  • So B. It by Sarah Weeks: All I can say is that this book almost literally ripped my heart out. Em had to do all the reading for the last couple of chapters, because I couldn’t even get the words out. I sobbed so hard we both wound up laughing. I was a mess. It was a wonderful book, though I would warn any parent out there to make sure you read it with your kid, especially if she’s a preteen. There are some tough topics in there, and some emotionally difficult areas, and even though in our case it was Em who had to hold MY hand through the ending, I think it helped her to have me there, too. At least, that’s what I’m telling myself to assuage my ego. (And yes, I read lots of reviews from people who were wholly unimpressed with this book. I don't care. I loved it, and it broke my heart.)
  • A Wind in the Door by Madeleine L’Engel: This book is hard. There is vocabulary in here that challenged me, much less my 10-year-old kid. And the concepts. This is work-your-brain-and-hard literature. I don't think it's as effective or as transformative as A Wrinkle in Time, but even at her not-as-effective, L'Engel is better than 90 percent of the writers out there, and 98 percent of the writers of kids' books. We both cried at the end for Proginoskes, but then grinned through our tears to find Charles Wallace's oxygen tank already stowed in the corner of the room. We have our next two books picked out (first up: Anne of Green Gables; then either Little Women or Number the Stars, depending on our mood), but after that, Em wants to slot in A Swiftly Tilting Planet. "I don't want to be away from this family for too long," she told me. Me neither.
*Fear not, those who are interested in the reading choices of a just-arrived tween. I convinced her to keep a list of her reading this year, and I'm hoping to convince her to write up a line or two about each one and let me put it on my blog in addition to getting her to post it on hers.

6 comments:

po said...

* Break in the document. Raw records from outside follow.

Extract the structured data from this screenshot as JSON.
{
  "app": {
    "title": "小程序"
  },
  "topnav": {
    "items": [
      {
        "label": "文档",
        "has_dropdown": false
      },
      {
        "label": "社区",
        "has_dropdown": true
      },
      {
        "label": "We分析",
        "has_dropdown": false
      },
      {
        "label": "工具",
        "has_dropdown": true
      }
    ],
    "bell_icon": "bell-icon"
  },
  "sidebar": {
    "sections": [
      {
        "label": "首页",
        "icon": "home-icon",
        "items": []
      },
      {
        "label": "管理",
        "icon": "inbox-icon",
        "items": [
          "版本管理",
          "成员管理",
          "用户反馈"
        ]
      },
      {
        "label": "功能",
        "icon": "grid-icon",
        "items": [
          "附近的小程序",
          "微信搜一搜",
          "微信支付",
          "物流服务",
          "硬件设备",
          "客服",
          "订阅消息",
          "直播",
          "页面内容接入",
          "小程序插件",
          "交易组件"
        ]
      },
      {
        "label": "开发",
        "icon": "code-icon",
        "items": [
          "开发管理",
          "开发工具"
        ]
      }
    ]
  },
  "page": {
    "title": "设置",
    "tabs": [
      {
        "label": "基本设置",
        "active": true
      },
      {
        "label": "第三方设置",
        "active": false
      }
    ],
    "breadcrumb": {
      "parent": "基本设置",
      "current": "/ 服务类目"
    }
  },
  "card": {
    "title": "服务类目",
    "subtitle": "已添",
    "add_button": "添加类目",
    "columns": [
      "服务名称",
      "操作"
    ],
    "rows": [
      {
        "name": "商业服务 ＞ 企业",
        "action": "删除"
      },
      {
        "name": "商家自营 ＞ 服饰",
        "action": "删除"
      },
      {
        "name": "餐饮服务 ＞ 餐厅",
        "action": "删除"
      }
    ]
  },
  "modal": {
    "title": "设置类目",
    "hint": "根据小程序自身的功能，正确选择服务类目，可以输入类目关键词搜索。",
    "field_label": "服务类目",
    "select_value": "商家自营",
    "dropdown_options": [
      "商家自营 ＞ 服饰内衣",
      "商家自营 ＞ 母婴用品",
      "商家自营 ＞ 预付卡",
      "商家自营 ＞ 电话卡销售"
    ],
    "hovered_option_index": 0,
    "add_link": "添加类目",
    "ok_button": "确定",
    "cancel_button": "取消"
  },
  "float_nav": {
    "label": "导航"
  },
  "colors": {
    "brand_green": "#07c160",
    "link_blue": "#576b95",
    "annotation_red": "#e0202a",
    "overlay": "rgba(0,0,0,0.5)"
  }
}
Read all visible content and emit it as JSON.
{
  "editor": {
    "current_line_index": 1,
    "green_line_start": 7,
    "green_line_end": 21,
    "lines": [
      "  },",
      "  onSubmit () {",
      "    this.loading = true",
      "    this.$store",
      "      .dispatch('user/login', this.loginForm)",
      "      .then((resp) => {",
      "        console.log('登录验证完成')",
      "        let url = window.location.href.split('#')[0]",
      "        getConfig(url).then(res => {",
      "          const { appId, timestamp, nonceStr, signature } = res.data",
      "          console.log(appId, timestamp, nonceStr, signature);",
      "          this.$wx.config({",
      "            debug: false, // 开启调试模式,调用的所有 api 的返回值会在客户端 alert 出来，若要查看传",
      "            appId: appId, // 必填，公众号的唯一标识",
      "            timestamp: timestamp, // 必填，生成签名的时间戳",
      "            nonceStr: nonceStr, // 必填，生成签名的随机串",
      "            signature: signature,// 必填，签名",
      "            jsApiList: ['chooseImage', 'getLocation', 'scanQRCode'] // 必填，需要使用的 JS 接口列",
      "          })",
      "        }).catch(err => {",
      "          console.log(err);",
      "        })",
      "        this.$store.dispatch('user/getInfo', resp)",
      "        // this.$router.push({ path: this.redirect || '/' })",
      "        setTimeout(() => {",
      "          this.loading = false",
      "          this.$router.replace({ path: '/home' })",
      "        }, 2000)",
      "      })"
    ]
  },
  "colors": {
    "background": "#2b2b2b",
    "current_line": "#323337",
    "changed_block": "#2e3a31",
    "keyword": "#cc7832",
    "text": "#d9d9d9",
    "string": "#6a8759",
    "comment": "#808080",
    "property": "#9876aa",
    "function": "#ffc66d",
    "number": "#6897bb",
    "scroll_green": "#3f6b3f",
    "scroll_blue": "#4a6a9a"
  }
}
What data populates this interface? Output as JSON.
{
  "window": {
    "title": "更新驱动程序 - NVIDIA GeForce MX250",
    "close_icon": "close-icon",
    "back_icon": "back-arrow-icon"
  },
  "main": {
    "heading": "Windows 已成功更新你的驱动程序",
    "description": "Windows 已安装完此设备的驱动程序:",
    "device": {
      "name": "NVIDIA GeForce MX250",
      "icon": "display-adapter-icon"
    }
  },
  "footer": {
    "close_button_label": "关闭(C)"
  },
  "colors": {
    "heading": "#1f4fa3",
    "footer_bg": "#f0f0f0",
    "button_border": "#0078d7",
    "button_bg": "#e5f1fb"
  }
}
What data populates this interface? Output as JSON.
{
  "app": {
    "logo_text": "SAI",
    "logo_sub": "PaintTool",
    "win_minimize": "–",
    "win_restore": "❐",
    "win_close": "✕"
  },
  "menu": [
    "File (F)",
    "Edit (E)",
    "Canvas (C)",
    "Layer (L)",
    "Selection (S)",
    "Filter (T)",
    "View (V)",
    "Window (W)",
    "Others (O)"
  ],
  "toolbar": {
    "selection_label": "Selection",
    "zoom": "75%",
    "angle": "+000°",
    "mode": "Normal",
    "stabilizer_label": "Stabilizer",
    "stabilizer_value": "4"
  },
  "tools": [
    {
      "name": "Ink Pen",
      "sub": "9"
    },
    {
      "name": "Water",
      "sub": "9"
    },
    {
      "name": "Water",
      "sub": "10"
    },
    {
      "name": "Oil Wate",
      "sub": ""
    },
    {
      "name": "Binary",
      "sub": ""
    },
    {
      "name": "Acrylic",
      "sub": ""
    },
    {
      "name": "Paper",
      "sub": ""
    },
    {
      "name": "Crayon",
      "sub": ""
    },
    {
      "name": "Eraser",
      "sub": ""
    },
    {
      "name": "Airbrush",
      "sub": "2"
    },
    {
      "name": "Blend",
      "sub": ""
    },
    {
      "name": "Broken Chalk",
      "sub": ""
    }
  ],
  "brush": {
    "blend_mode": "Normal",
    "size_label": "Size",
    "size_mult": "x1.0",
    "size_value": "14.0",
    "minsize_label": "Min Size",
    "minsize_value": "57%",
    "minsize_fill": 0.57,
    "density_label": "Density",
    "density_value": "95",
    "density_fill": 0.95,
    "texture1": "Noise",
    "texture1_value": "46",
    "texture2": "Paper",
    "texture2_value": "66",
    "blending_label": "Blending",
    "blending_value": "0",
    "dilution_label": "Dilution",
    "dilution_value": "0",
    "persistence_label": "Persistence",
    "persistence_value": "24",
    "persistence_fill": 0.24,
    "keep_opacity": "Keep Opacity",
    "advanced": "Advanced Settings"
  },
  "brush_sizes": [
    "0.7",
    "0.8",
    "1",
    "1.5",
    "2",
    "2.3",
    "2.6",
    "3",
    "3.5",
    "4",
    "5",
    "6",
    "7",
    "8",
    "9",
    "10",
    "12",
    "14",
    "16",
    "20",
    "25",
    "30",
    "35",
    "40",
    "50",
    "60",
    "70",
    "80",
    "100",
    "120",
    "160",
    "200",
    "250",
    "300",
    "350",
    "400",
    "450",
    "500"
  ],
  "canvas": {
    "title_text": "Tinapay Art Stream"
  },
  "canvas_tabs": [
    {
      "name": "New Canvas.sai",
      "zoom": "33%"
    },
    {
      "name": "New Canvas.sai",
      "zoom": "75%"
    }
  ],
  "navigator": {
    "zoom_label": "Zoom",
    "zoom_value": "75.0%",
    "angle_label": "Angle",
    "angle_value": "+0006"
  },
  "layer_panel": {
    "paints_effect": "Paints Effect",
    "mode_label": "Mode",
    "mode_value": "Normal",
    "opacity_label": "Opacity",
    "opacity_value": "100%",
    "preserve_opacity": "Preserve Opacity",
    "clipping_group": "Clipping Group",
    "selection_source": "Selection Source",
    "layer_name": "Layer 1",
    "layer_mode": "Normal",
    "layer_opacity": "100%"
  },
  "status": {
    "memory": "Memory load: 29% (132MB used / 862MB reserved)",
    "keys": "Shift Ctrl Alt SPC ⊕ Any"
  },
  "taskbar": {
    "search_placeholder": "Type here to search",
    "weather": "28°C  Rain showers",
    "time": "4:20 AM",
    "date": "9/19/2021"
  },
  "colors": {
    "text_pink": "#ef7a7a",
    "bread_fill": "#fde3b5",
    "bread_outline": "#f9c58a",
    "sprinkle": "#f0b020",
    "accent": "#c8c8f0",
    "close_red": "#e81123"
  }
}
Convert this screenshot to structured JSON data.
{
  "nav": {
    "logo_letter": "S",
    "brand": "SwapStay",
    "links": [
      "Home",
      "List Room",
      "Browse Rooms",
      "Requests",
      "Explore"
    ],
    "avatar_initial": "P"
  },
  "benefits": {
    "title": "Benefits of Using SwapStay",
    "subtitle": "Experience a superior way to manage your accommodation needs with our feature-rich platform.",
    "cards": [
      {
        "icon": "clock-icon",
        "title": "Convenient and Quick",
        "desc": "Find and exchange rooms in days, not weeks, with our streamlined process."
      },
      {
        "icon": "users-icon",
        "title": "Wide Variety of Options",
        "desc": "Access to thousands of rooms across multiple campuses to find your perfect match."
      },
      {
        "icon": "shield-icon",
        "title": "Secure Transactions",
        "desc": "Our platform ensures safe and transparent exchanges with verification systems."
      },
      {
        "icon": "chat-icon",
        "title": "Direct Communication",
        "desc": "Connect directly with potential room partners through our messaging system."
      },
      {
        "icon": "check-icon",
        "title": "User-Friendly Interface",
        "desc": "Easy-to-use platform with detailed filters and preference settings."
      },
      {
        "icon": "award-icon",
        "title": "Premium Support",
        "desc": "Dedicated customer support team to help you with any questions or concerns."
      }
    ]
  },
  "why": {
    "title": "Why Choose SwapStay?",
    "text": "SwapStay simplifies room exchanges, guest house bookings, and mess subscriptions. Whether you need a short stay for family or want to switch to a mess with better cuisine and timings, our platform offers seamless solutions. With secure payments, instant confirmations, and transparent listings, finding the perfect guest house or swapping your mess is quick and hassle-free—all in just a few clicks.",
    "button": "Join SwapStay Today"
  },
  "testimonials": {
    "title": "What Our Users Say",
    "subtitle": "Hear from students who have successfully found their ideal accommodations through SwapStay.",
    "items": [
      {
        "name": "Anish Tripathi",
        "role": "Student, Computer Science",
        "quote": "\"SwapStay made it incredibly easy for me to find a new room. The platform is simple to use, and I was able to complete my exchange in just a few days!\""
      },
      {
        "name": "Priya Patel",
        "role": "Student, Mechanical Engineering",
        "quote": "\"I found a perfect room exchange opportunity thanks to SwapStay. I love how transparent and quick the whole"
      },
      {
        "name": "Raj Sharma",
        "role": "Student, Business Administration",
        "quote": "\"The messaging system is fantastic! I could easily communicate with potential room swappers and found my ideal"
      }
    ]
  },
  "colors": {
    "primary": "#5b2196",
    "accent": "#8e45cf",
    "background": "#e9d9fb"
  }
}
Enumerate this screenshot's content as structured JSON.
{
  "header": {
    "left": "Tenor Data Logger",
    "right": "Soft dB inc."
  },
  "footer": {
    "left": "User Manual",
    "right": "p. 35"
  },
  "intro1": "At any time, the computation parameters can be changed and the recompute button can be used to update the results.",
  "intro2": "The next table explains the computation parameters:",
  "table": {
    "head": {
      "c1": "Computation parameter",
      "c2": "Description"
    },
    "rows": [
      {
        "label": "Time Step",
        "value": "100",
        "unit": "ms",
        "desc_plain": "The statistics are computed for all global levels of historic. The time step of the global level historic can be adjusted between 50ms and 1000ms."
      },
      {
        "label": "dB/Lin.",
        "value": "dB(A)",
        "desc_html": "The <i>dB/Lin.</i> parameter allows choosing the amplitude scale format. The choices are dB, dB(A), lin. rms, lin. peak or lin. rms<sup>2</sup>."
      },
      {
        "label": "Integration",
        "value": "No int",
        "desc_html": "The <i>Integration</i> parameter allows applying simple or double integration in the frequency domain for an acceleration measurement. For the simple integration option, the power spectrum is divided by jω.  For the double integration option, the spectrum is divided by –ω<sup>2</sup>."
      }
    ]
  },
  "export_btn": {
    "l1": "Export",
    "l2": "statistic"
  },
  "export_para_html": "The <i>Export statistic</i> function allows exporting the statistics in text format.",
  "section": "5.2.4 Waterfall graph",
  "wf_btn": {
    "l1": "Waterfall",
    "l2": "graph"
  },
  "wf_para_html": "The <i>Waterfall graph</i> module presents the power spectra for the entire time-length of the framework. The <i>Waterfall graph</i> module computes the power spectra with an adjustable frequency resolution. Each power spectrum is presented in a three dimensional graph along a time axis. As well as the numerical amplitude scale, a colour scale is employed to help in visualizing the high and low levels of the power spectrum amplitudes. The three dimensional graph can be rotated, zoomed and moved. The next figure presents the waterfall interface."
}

How very wonderful! An incredible, always-remember-it-for-the-rest-of-your-life tradition.

Matthew read the whole Time Quartet and really enjoyed them! He was moving on to the next series, about Meg's daughter, but then luckily I happened to read some synopses and saw that there are some VERY adult themes in it (child molestation and teenage sex), so I suggested that he wait on that one!

Meg said...

Thanks TC. Alas, I have no girls so the Judy Blume is out but "A Wrinkle in Time" is definitely one of my favorites. Agree with Po on the Austin family books. Loved the first two, but as a teen. The later books (in both series) were not as good.

Maddy said...

Well I'll see if I can find some of those in the library on my visit today.
Cheers
This is my calling card or link"Whittereronautism"until blogger comments get themselves sorted out.

Green said...

I can not imagine doing this at all - I would have hated reading with my mother once I could read on my own.

Are You There God was a great book - I really liked the part where she went to confession. Has Em read Starring Sally J Freeman as Herself yet or whatever it's called? I liked that book around the same time.

Mary said...

I adored Wrinkle in Time as a kid, and have tried to interest my boys in it, with no luck. Thanks for reminding me it's time to try again with my Em. Do read Harry Potter. I am picky about my literature, and I love those books so much.

Susan said...

Sabrina and I read A Wrinkle in Time together this year, too. We had such a good time. We havne't found a good read together books since, but I think I will pick up Are you There God, It's Me, Margaret soon. I love snuggling with her and reading together.